Thomas Berger Dead at 89

An underrated novelist has died. Thomas Berger, one of my favorites, is best known, I suppose, for Little Big Man, one of those rare examples of a very good book which was made into a very good movie. Both have a bit of the feel of Forrest Gump about them, to name something better known to most people, in that they're very picaresque — there's a good word for you.

I haven't read even half of Berger's output. I suppose my favorite so far is indeed Little Big Man, which, fans who don't know will be pleased to learn, was followed 35 years later by The Return of Little Big Man, which is a good read too. After those two, I suppose my favorite so far is Changing the Past, which is hard to fit into a genre.
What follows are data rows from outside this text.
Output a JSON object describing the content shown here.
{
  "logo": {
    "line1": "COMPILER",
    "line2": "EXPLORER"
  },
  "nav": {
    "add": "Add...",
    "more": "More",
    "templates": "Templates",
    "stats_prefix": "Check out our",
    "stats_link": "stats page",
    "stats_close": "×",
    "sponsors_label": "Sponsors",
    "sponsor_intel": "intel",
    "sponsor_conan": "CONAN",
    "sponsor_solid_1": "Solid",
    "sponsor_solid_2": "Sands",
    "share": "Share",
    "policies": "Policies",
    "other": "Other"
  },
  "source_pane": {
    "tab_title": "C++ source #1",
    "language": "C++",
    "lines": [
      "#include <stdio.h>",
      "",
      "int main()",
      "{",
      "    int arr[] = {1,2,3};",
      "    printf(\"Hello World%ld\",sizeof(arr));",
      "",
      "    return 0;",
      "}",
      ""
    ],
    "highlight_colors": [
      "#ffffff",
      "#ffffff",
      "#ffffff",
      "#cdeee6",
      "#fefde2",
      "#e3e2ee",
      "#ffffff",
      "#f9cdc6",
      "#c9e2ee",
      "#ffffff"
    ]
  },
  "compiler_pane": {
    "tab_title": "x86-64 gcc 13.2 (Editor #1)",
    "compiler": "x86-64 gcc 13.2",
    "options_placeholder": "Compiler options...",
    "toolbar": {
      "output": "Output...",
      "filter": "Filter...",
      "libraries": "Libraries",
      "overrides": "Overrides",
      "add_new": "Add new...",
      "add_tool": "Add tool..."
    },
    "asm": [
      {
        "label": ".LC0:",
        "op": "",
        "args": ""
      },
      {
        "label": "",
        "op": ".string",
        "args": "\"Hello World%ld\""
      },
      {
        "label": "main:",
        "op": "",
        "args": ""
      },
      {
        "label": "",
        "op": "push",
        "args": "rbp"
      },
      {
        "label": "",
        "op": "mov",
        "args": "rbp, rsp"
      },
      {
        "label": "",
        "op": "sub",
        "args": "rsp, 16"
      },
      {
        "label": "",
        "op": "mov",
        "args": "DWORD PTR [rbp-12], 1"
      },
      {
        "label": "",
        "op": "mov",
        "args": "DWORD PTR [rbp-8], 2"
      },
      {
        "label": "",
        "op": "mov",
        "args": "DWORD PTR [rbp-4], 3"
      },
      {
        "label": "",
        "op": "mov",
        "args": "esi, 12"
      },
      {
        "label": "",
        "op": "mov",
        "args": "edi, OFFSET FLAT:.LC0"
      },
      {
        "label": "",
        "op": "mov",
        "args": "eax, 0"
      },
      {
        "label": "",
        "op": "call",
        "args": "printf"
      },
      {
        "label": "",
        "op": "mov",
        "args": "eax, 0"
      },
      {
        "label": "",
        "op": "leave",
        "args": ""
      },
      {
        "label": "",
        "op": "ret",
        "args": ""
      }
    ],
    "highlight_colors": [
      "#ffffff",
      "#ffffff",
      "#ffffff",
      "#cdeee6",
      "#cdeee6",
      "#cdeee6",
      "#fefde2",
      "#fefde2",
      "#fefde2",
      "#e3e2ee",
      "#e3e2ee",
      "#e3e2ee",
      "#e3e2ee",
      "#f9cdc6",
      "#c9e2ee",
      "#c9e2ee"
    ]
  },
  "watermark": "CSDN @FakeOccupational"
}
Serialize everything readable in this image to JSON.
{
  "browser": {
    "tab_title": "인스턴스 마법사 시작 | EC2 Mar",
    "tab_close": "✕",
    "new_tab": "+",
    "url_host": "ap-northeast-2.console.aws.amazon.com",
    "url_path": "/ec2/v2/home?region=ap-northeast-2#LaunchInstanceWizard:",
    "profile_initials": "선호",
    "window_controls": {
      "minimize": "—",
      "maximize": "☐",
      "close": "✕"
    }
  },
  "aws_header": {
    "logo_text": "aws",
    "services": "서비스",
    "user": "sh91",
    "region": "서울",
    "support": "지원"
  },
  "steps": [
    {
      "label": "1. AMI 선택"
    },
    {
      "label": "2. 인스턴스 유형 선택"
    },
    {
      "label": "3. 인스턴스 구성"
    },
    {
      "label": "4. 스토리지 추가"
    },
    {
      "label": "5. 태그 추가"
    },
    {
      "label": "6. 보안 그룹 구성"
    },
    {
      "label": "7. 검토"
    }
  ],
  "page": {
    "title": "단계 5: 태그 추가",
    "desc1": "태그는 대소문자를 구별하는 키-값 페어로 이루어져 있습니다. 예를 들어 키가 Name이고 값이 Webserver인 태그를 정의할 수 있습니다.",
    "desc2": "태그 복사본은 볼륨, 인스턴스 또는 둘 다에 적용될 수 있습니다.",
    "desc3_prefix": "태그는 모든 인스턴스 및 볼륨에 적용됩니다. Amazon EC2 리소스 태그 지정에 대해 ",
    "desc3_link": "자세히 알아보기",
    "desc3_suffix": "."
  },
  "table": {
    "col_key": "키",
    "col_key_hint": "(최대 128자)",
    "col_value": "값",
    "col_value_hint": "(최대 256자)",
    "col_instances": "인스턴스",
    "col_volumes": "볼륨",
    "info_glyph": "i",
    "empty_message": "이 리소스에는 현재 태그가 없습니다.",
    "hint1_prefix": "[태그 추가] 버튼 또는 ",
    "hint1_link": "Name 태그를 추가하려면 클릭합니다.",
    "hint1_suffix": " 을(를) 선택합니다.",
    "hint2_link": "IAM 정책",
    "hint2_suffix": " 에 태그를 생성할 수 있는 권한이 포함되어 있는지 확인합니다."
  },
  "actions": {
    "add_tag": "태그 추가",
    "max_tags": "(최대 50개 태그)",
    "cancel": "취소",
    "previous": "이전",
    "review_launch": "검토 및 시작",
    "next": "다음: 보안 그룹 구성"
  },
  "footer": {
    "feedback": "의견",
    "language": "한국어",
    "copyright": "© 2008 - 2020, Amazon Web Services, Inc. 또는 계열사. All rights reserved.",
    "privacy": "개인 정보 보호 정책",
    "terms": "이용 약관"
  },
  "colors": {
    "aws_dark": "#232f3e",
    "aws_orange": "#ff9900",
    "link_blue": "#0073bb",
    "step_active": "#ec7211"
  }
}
What Berger did in part, you see, was to try to write a good novel in every genre he could think of, and he pretty much succeeded.
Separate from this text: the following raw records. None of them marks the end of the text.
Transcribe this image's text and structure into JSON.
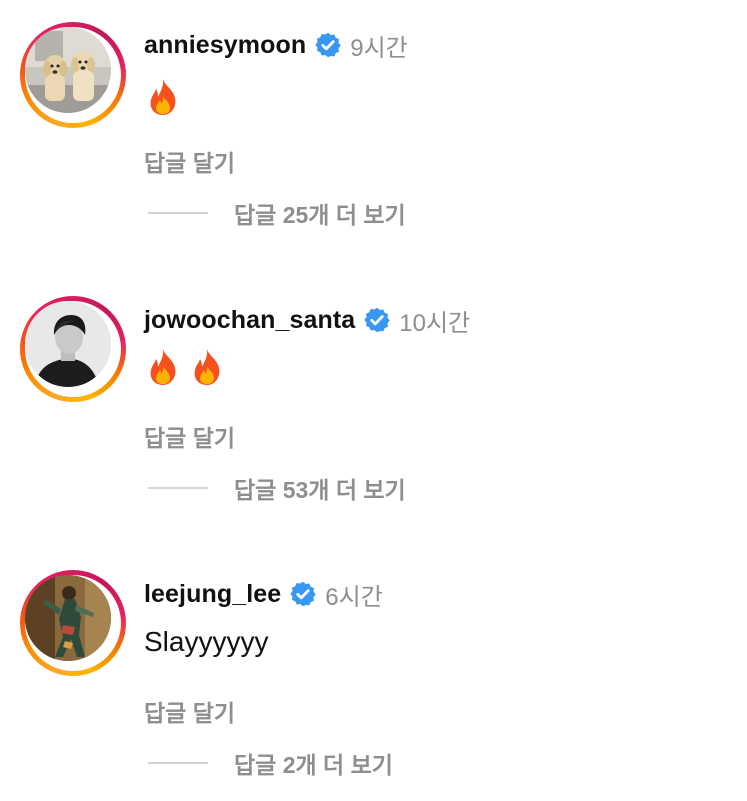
{
  "comments": [
    {
      "username": "anniesymoon",
      "verified": true,
      "time": "9시간",
      "text": "",
      "emoji": [
        "fire"
      ],
      "reply_label": "답글 달기",
      "more_replies": "답글 25개 더 보기",
      "avatar": "two-dogs-photo"
    },
    {
      "username": "jowoochan_santa",
      "verified": true,
      "time": "10시간",
      "text": "",
      "emoji": [
        "fire",
        "fire"
      ],
      "reply_label": "답글 달기",
      "more_replies": "답글 53개 더 보기",
      "avatar": "bw-portrait-photo"
    },
    {
      "username": "leejung_lee",
      "verified": true,
      "time": "6시간",
      "text": "Slayyyyyy",
      "emoji": [],
      "reply_label": "답글 달기",
      "more_replies": "답글 2개 더 보기",
      "avatar": "dancer-photo"
    }
  ],
  "colors": {
    "verified_blue": "#3897f0",
    "muted_text": "#8e8e8e",
    "story_ring_start": "#f9a825",
    "story_ring_end": "#d81b60"
  }
}
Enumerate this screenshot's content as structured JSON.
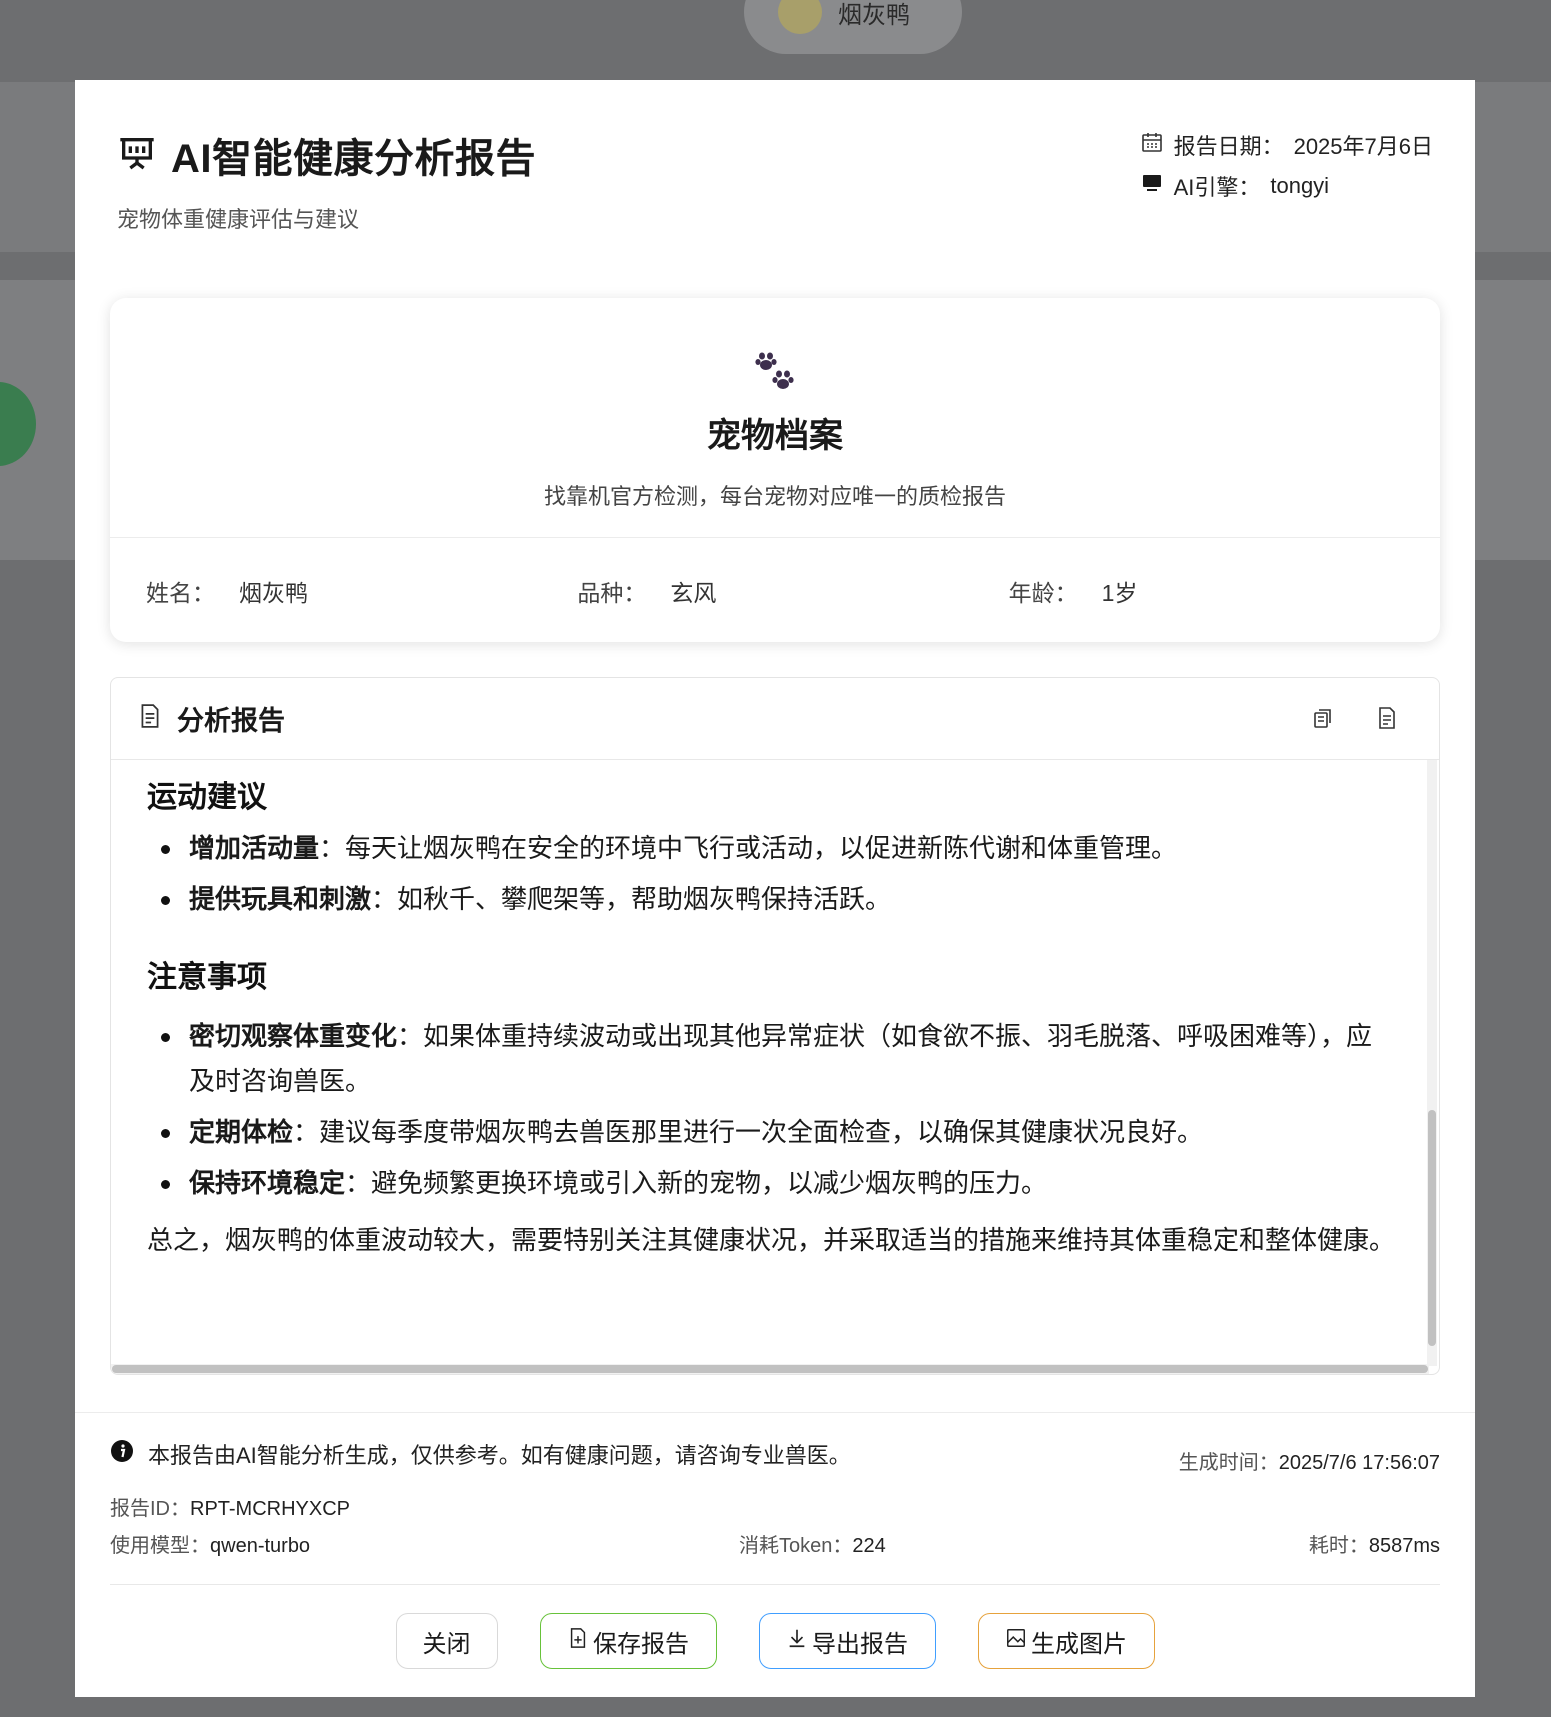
{
  "background": {
    "pill_name": "烟灰鸭"
  },
  "header": {
    "title": "AI智能健康分析报告",
    "subtitle": "宠物体重健康评估与建议",
    "date_label": "报告日期：",
    "date_value": "2025年7月6日",
    "engine_label": "AI引擎：",
    "engine_value": "tongyi"
  },
  "pet_profile": {
    "title": "宠物档案",
    "description": "找靠机官方检测，每台宠物对应唯一的质检报告",
    "fields": [
      {
        "label": "姓名：",
        "value": "烟灰鸭"
      },
      {
        "label": "品种：",
        "value": "玄风"
      },
      {
        "label": "年龄：",
        "value": "1岁"
      }
    ]
  },
  "report": {
    "title": "分析报告",
    "sections": [
      {
        "heading": "运动建议",
        "items": [
          {
            "bold": "增加活动量",
            "text": "：每天让烟灰鸭在安全的环境中飞行或活动，以促进新陈代谢和体重管理。"
          },
          {
            "bold": "提供玩具和刺激",
            "text": "：如秋千、攀爬架等，帮助烟灰鸭保持活跃。"
          }
        ]
      },
      {
        "heading": "注意事项",
        "items": [
          {
            "bold": "密切观察体重变化",
            "text": "：如果体重持续波动或出现其他异常症状（如食欲不振、羽毛脱落、呼吸困难等），应及时咨询兽医。"
          },
          {
            "bold": "定期体检",
            "text": "：建议每季度带烟灰鸭去兽医那里进行一次全面检查，以确保其健康状况良好。"
          },
          {
            "bold": "保持环境稳定",
            "text": "：避免频繁更换环境或引入新的宠物，以减少烟灰鸭的压力。"
          }
        ]
      }
    ],
    "conclusion": "总之，烟灰鸭的体重波动较大，需要特别关注其健康状况，并采取适当的措施来维持其体重稳定和整体健康。"
  },
  "footer": {
    "notice": "本报告由AI智能分析生成，仅供参考。如有健康问题，请咨询专业兽医。",
    "gen_time_label": "生成时间：",
    "gen_time_value": "2025/7/6 17:56:07",
    "report_id_label": "报告ID：",
    "report_id_value": "RPT-MCRHYXCP",
    "model_label": "使用模型：",
    "model_value": "qwen-turbo",
    "token_label": "消耗Token：",
    "token_value": "224",
    "duration_label": "耗时：",
    "duration_value": "8587ms"
  },
  "buttons": {
    "close": "关闭",
    "save": "保存报告",
    "export": "导出报告",
    "image": "生成图片"
  },
  "colors": {
    "save_border": "#67c23a",
    "export_border": "#409eff",
    "image_border": "#e6a23c"
  }
}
If you're a fan of the novel, and haven't already done so, I recommend that you accumulate his books and put them on your to-read shelf.

His NY Times obit begins:

Thomas Berger, the reclusive and bitingly satirical novelist who explored the myths of the American West in “Little Big Man” and the mores of 20th-century middle-class society in a shelf of other well-received books, died on July 13 in Nyack, N.Y. He was 89.

His agent, Cristina Concepcion, said she learned of his death, at Nyack Hospital, on Monday. Mr. Berger lived in Grand View, a village in Rockland County, N.Y., where he had remained fiercely protective of his privacy.

Mr. Berger fell into that category of novelists whose work is admired by critics, devoured by devoted readers and even assigned in modern American literature classes but who owe much of their popularity to Hollywood. “Little Big Man,” published in 1964, is widely known for Arthur Penn’s film adaptation, released in 1970, starring Dustin Hoffman as the protagonist, Jack Crabb.

1 comment:

  1. I only read Little Big Man when I was 16 and it was one of my favorite novels for years.